In response to questioning about the effectiveness of the Maternal, Infant, and Early Childhood Home Visiting (MIECHV) program from Congresswoman Jackie Walorski (R-IN) during the House Ways and Means Committee hearing, Azar praised the work done by the program to provide pregnant women and families with the resources they need to raise healthy children and to combat maternal mortality.
“That program gives pregnant women and families, particularly those considered at risk, necessary resources and skills to raise children who are physically, socially, and emotionally healthy, and ready to learn,” Azar said. “So it is an important part of our maternal health initiative.”
During the appropriations hearing for the Department of Education, members of the committee called for greater support for programs like Child Care Access Means Parents in School (CCAMPIS) and IDEA state grants. Members also expressed concern about the proposal to stop collecting Office of Civil Rights demographic and suspension data for preschool-aged students.
Last year, FFYF submitted a comment to the Department of Education opposing the change as the value of the data is critical for the work of policymakers and practitioners.
In February, the White House released the president’s FY2021 budget request to Congress, which includes the administration’s desired revenue and spending levels for each federal program, including early learning and child care initiatives.
This year’s budget request includes level funding for many of the programs that support the care and education of children from birth through five, as well as a proposal for $1 billion in mandatory funding for what the White House says would be a one-time fund to build the supply of child care for underserved populations and to stimulate employer investment.
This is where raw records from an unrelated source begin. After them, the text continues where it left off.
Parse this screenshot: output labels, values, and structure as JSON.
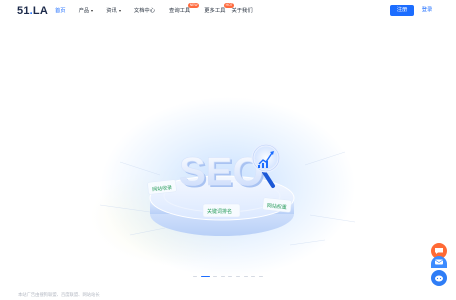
{
  "header": {
    "logo": {
      "main": "51",
      "dot": ".",
      "suffix": "LA"
    },
    "nav": [
      {
        "label": "首页",
        "active": true
      },
      {
        "label": "产品",
        "dropdown": true
      },
      {
        "label": "资讯",
        "dropdown": true
      },
      {
        "label": "文档中心"
      },
      {
        "label": "查询工具",
        "badge": "NEW"
      },
      {
        "label": "更多工具",
        "badge": "HOT"
      },
      {
        "label": "关于我们"
      }
    ],
    "register_label": "注册",
    "login_label": "登录"
  },
  "hero": {
    "illustration": {
      "main_text": "SEO",
      "tags": [
        "网站收录",
        "关键词排名",
        "网站权重"
      ]
    },
    "carousel": {
      "count": 9,
      "active_index": 1
    }
  },
  "footer": {
    "note": "本站广告由搜狗联盟、百度联盟、网站站长"
  },
  "floating": {
    "buttons": [
      "chat-icon",
      "message-icon",
      "headset-icon"
    ]
  },
  "colors": {
    "accent": "#1c6dff",
    "badge": "#ff6a3d",
    "floating_orange": "#ff6a35",
    "floating_blue": "#3c8bff"
  }
}
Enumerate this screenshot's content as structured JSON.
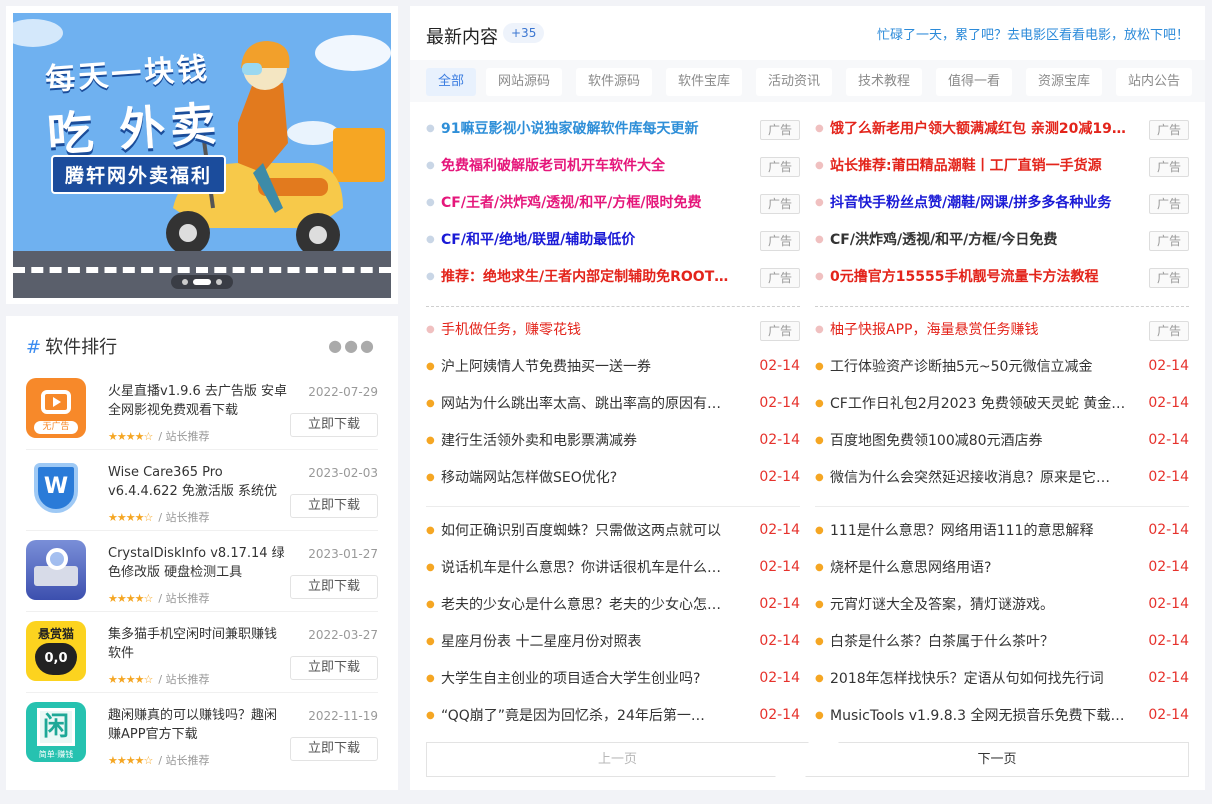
{
  "banner": {
    "line1": "每天一块钱",
    "line2": "吃 外卖",
    "line3": "腾轩网外卖福利"
  },
  "ranking": {
    "title": "软件排行",
    "items": [
      {
        "name": "火星直播v1.9.6 去广告版 安卓全网影视免费观看下载",
        "date": "2022-07-29",
        "stars": "★★★★☆",
        "by": "/ 站长推荐",
        "button": "立即下载",
        "icon_label": "无广告",
        "icon": "tv-play-icon"
      },
      {
        "name": "Wise Care365 Pro v6.4.4.622 免激活版 系统优化",
        "date": "2023-02-03",
        "stars": "★★★★☆",
        "by": "/ 站长推荐",
        "button": "立即下载",
        "icon_label": "W",
        "icon": "shield-icon"
      },
      {
        "name": "CrystalDiskInfo v8.17.14 绿色修改版 硬盘检测工具",
        "date": "2023-01-27",
        "stars": "★★★★☆",
        "by": "/ 站长推荐",
        "button": "立即下载",
        "icon_label": "",
        "icon": "disk-magnifier-icon"
      },
      {
        "name": "集多猫手机空闲时间兼职赚钱软件",
        "date": "2022-03-27",
        "stars": "★★★★☆",
        "by": "/ 站长推荐",
        "button": "立即下载",
        "icon_label": "悬赏猫",
        "icon_label2": "0,0",
        "icon": "cat-icon"
      },
      {
        "name": "趣闲赚真的可以赚钱吗？趣闲赚APP官方下载",
        "date": "2022-11-19",
        "stars": "★★★★☆",
        "by": "/ 站长推荐",
        "button": "立即下载",
        "icon_label": "闲",
        "icon_label2": "简单·赚钱",
        "icon": "xian-icon"
      }
    ]
  },
  "main": {
    "title": "最新内容",
    "count": "+35",
    "tip": "忙碌了一天，累了吧？去电影区看看电影，放松下吧！",
    "tabs": [
      "全部",
      "网站源码",
      "软件源码",
      "软件宝库",
      "活动资讯",
      "技术教程",
      "值得一看",
      "资源宝库",
      "站内公告"
    ],
    "active_tab": "全部",
    "ad_label": "广告",
    "ads_left": [
      {
        "text": "91嘛豆影视小说独家破解软件库每天更新",
        "color": "#2f8fd8"
      },
      {
        "text": "免费福利破解版老司机开车软件大全",
        "color": "#e5177b"
      },
      {
        "text": "CF/王者/洪炸鸡/透视/和平/方框/限时免费",
        "color": "#e5177b"
      },
      {
        "text": "CF/和平/绝地/联盟/辅助最低价",
        "color": "#1a1ad6"
      },
      {
        "text": "推荐：绝地求生/王者内部定制辅助免ROOT…",
        "color": "#e3241b"
      }
    ],
    "ads_right": [
      {
        "text": "饿了么新老用户领大额满减红包 亲测20减19…",
        "color": "#e3241b"
      },
      {
        "text": "站长推荐:莆田精品潮鞋丨工厂直销一手货源",
        "color": "#e3241b"
      },
      {
        "text": "抖音快手粉丝点赞/潮鞋/网课/拼多多各种业务",
        "color": "#1a1ad6"
      },
      {
        "text": "CF/洪炸鸡/透视/和平/方框/今日免费",
        "color": "#333333"
      },
      {
        "text": "0元撸官方15555手机靓号流量卡方法教程",
        "color": "#e3241b"
      }
    ],
    "promo_left": {
      "text": "手机做任务，赚零花钱",
      "color": "#e3241b"
    },
    "promo_right": {
      "text": "柚子快报APP，海量悬赏任务赚钱",
      "color": "#e3241b"
    },
    "posts_left_a": [
      {
        "text": "沪上阿姨情人节免费抽买一送一券",
        "date": "02-14"
      },
      {
        "text": "网站为什么跳出率太高、跳出率高的原因有…",
        "date": "02-14"
      },
      {
        "text": "建行生活领外卖和电影票满减券",
        "date": "02-14"
      },
      {
        "text": "移动端网站怎样做SEO优化?",
        "date": "02-14"
      }
    ],
    "posts_right_a": [
      {
        "text": "工行体验资产诊断抽5元~50元微信立减金",
        "date": "02-14"
      },
      {
        "text": "CF工作日礼包2月2023 免费领破天灵蛇 黄金…",
        "date": "02-14"
      },
      {
        "text": "百度地图免费领100减80元酒店券",
        "date": "02-14"
      },
      {
        "text": "微信为什么会突然延迟接收消息？原来是它…",
        "date": "02-14"
      }
    ],
    "posts_left_b": [
      {
        "text": "如何正确识别百度蜘蛛？只需做这两点就可以",
        "date": "02-14"
      },
      {
        "text": "说话机车是什么意思？你讲话很机车是什么…",
        "date": "02-14"
      },
      {
        "text": "老夫的少女心是什么意思？老夫的少女心怎…",
        "date": "02-14"
      },
      {
        "text": "星座月份表 十二星座月份对照表",
        "date": "02-14"
      },
      {
        "text": "大学生自主创业的项目适合大学生创业吗?",
        "date": "02-14"
      },
      {
        "text": "“QQ崩了”竟是因为回忆杀，24年后第一…",
        "date": "02-14"
      }
    ],
    "posts_right_b": [
      {
        "text": "111是什么意思？网络用语111的意思解释",
        "date": "02-14"
      },
      {
        "text": "烧杯是什么意思网络用语?",
        "date": "02-14"
      },
      {
        "text": "元宵灯谜大全及答案，猜灯谜游戏。",
        "date": "02-14"
      },
      {
        "text": "白茶是什么茶？白茶属于什么茶叶？",
        "date": "02-14"
      },
      {
        "text": "2018年怎样找快乐？定语从句如何找先行词",
        "date": "02-14"
      },
      {
        "text": "MusicTools v1.9.8.3 全网无损音乐免费下载…",
        "date": "02-14"
      }
    ],
    "pager": {
      "prev": "上一页",
      "next": "下一页"
    }
  }
}
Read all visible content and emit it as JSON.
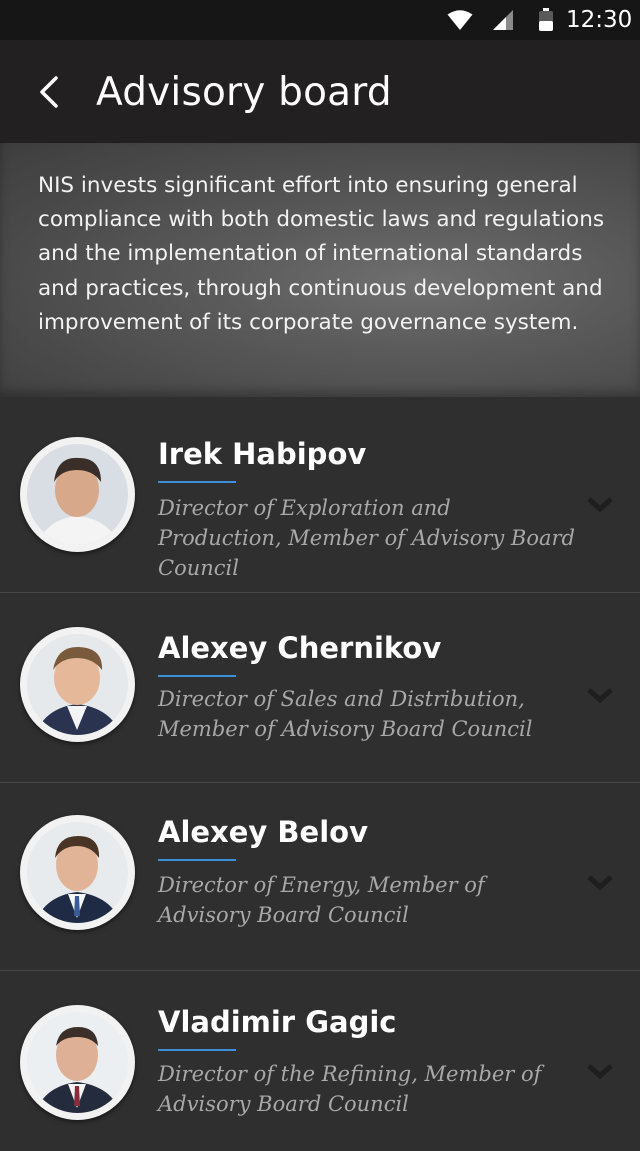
{
  "status_bar": {
    "time": "12:30",
    "icons": [
      "wifi-icon",
      "signal-icon",
      "battery-icon"
    ]
  },
  "app_bar": {
    "back_icon": "chevron-left-icon",
    "title": "Advisory board"
  },
  "intro": {
    "text": "NIS invests significant effort into ensuring general compliance with both domestic laws and regulations and the implementation of international standards and practices, through continuous development and improvement of its corporate governance system."
  },
  "people": [
    {
      "name": "Irek Habipov",
      "role": "Director of Exploration and Production, Member of Advisory Board Council"
    },
    {
      "name": "Alexey Chernikov",
      "role": "Director of Sales and Distribution, Member of Advisory Board Council"
    },
    {
      "name": "Alexey Belov",
      "role": "Director of Energy, Member of Advisory Board Council"
    },
    {
      "name": "Vladimir Gagic",
      "role": "Director of the Refining, Member of Advisory Board Council"
    }
  ],
  "colors": {
    "accent": "#3d8ed8",
    "background": "#2f2f2f",
    "app_bar": "#222020",
    "status_bar": "#161616"
  }
}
At the same time, other crucial early learning and child welfare programs received cuts, including the bipartisan Preschool Development Grant program and the Children’s Health Insurance Program (CHIP).
FFYF is rallying support for lawmakers on both sides of the aisle to join their colleagues in signing onto letters that demonstrate their desire for funding increases for the federal early learning and care programs.